Michelle brings us “Michelle’s Lazy-Healthy-Girl Mashers” this week:
Last week I ‘did potatoes’, by that I mean I made my semi-annual batch of mashed potatoes. My guys love mashed potatoes, as most men do,…ok I love them as well. What I don’t love is making them. What a pain – and for one meal, really!? Sometime ago I ran out of my Masher stash and had to resort to the frozen Red Bag from the store for a recipe. I was very disappointed. Not only were they pricey, they were cut pieces of potatoes that I had to mash and flavor myself anyway. The alternative was the dried nastiness from a box. In my world there’s just something wrong with potatoes from a box,….right up there with powdered milk, (I shudder – eeww – only for recipes and the hurricane box ). I had always been told that “You can’t freeze potatoes, they get weird”‘. Well, another thing I’m used to dealing with in my world, and that’s the word weird. The way food companies deal with weirdness, is chemicals. Specifically disodium dihydrogen pyrophosphate. Now, I thought that it might be a benign additive that just sounds scary. Not really. After a Google search, I discovered that it’s linked to all sorts of ‘weird’ ailments and reactions. Wow – that’s some awful stuff! Hmmm, all to keep potatoes from turning ugly during processing. With all that fancy industrial equipment at their disposal, they still rely on chemicals (cheap bastards). Well, I’ve got my own arsenal of culinary weapons, and I’m not afraid to use ’em. Let me show you what I’m talking about.

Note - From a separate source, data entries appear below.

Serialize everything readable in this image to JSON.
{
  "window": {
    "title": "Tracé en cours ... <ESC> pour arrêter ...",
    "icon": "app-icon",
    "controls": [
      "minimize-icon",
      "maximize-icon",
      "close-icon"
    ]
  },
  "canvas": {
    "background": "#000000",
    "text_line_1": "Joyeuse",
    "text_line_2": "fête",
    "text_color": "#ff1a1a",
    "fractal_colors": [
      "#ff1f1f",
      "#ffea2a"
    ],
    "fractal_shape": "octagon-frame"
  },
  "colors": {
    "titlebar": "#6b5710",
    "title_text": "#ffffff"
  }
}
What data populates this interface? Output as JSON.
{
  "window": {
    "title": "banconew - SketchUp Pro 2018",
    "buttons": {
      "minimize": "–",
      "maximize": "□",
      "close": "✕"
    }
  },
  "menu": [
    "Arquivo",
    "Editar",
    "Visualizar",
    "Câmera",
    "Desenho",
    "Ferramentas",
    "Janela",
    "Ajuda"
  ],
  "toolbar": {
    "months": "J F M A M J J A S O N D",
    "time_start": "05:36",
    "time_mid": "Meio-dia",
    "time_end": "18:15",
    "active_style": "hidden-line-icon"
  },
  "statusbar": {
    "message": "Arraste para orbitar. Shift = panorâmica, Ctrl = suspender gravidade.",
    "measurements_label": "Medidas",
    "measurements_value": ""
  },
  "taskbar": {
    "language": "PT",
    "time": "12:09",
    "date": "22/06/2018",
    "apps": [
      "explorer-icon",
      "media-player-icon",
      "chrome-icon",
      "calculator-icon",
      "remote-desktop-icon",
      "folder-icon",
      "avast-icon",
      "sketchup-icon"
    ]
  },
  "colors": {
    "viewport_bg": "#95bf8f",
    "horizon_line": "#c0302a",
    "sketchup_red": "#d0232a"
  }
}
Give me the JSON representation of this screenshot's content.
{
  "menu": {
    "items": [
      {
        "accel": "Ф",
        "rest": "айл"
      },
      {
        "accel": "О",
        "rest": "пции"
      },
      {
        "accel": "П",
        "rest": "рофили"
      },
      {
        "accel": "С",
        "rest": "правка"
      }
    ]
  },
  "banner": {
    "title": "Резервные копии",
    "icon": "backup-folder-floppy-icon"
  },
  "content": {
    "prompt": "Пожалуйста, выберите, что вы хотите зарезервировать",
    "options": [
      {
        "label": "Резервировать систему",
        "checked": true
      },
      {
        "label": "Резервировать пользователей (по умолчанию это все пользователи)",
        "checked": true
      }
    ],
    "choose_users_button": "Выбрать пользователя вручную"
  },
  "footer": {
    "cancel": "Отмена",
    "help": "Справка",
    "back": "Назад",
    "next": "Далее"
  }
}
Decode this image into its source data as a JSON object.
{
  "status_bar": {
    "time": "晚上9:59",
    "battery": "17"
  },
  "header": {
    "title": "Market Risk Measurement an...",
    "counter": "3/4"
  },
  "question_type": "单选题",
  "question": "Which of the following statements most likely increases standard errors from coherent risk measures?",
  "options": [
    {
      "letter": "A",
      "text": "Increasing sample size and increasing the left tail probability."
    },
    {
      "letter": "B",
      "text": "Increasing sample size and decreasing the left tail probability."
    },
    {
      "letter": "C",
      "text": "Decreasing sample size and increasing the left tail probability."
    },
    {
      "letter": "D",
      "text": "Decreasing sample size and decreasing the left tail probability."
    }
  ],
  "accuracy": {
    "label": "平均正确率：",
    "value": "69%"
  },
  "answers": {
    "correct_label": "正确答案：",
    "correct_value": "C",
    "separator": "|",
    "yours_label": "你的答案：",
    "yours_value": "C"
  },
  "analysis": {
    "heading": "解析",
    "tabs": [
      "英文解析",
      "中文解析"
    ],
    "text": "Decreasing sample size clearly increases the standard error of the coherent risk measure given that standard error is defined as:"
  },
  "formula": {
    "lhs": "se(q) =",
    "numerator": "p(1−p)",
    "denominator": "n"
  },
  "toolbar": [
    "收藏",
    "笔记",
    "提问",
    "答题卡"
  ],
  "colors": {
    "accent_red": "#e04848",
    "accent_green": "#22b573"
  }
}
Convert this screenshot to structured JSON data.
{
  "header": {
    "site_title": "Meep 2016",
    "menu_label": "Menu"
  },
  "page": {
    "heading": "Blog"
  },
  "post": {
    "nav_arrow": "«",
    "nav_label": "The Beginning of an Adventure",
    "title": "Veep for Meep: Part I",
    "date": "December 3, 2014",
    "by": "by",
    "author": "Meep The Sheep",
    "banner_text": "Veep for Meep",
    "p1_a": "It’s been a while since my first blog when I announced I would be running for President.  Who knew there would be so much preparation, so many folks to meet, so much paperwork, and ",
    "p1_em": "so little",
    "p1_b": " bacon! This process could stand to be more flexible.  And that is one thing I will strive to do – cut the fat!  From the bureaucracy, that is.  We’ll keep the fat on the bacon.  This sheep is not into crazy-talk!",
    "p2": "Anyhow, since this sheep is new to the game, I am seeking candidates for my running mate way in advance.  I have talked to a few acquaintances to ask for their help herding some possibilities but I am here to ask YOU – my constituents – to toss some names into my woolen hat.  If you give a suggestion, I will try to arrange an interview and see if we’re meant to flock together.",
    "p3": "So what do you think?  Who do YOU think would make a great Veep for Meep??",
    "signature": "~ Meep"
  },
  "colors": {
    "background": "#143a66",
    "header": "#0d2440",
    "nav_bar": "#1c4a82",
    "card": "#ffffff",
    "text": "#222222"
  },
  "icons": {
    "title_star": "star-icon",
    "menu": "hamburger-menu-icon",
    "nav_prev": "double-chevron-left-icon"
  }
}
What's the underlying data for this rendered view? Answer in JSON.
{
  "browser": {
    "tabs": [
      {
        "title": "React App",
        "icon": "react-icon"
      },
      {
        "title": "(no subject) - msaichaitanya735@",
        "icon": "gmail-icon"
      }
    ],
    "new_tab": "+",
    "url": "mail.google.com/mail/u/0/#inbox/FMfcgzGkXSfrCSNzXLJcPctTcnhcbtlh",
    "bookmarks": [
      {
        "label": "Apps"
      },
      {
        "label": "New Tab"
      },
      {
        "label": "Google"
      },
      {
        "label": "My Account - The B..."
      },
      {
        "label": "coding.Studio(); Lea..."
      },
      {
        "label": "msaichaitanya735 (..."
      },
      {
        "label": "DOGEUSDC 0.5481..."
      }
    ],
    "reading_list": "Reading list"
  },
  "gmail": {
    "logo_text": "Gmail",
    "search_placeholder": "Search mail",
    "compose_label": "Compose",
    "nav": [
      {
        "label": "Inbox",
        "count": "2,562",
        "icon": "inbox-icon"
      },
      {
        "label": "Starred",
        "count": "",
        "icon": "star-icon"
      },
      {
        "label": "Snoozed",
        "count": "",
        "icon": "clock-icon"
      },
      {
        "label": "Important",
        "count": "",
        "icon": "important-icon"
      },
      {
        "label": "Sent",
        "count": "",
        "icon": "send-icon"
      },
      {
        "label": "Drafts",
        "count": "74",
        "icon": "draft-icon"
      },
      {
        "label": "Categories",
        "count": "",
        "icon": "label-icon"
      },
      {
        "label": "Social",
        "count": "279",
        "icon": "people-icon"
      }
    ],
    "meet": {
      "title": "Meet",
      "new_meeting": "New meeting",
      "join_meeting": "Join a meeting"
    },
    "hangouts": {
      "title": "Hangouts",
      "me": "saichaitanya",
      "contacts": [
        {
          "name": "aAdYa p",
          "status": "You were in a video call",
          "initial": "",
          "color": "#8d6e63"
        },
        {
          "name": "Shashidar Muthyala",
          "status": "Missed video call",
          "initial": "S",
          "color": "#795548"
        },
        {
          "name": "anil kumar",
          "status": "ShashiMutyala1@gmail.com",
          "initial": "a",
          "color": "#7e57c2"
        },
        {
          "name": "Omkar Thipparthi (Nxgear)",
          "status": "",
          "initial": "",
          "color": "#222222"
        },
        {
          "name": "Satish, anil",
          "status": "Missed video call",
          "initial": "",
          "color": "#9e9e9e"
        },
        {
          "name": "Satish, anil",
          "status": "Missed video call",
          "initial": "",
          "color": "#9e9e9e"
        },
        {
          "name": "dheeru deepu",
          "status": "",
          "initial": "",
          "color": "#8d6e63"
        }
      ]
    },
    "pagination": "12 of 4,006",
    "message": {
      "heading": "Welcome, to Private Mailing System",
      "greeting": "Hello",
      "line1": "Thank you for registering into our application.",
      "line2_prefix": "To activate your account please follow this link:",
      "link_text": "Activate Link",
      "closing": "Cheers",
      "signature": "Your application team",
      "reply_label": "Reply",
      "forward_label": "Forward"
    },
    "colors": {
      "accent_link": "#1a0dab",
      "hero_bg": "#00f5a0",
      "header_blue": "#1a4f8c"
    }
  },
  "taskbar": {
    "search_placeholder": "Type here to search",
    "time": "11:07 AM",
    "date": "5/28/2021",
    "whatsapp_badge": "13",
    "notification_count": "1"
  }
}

Michelle’s Lazy-Healthy-Girl Mashers:
The Cast: I buy a 10 pound bag of the Klondike Rose potatoes at Sams Club when they’re in season. These potatoes are like Yukon Golds. They have a buttery flavor and smooth texture on their own. Reduced Fat Sour Cream. NOT fat-free (yuck). A little real butter. Why? Because it’s real and a little goes a long way. Garlic, again a little makes the whole batch awesome!
The real stars for this show are my massive stand mixer, but ANY mixer will do, just mash in batches. As well as my Food Saver (seal-o-meal), or you can use zip-loc bags or any other airtight freezer packaging.
Step 1: Boil up all those potatoes. I cut them into a big bowl of water first and drain off some of the starch. That helps keep the ‘foam’ from forming and boiling over in a big mess. Also, potatoes don’t have to cook at a rolling boil. Just bring them up to a roll and back it down to a strong simmer for about 20 min.
Step 2: Gather your staff, and drain off the potatoes in 2 batches. Mainly because 10 lbs is just too much to deal with all at once.
Step 3: Get them, peel and all into the Mixer, while hot. S l o w l y, break them down.
Step 4: Now add in what you like. I only use 1 TBL butter, per half. Yea, that’s it! Then I add, 1/2 of the container (about 8oz.-per half) Red.Fat Sour Cream. I’ve used greek yogurt in the past which is ok for dieters, but I erroneously served them to guests and even I was like “What’s IN these potatoes?” (bitter) Add kosher salt, and fresh ground pepper to taste. Then I press about 1 clove raw garlic per half. NOT the jarred minced stuff. Thin it with FF milk. The Boys can add calories later with their butter and gravy! But these mashers, even I can eat.
Step 5: Look at that yumminess! Now, I like my mashers lumpy with peels to eat with a fork – I don’t even own a ricer! That’s just me. I take the two batches from the mixer back into the big boiling pot and give it a turn by hand so the flavors are even.
Step 6: Here’s the techno part of the deal – bagging. Seal up 10 bags, and fold the tops down.
Step 7: I use a scale, you don’t have to. I put them into 1 lb bags. That’s one meal, or use 2 for Shepards Pie topping, 3 if there are guests for dinner.
Step 8: Mark them and lay out flat. Get them into the fridge to cool before freezing.
Step 9: Lay them flat to freeze hard, then stand up in storage. See, like little yummy books.
OK, now let’s thaw them….
Step 10: This is a package of potatoes nearly 3 months old! After a few minutes in warm water, break it up into a bowl to microwave (do not drain off the water).
Step 11: After about 5 – 7min. Give them a stir, they will be watery, and grainy . Nuke them a little longer until the water is re-absorbed and they’re once again creamy, thick and sticky.
Finale: There they are, in all their glory. An addition to a healthy baked chicken dinner and took less time(to re-heat) and money than the store bought, chemical laced version! This seems like a lengthy process, but it really isn’t. I do up potatoes so infrequently and normally do other things while they’re boiling, etc. Speaking of money, I estimate the cost at about $1.50 per pound. With about 1/2 of the expense in the freezer bag. If you go with re-useable ones the cost is about .84cents per pound. Then you can save your disodium dihydrogen pyrophosphate allowance for tater-tots and McD’s fries!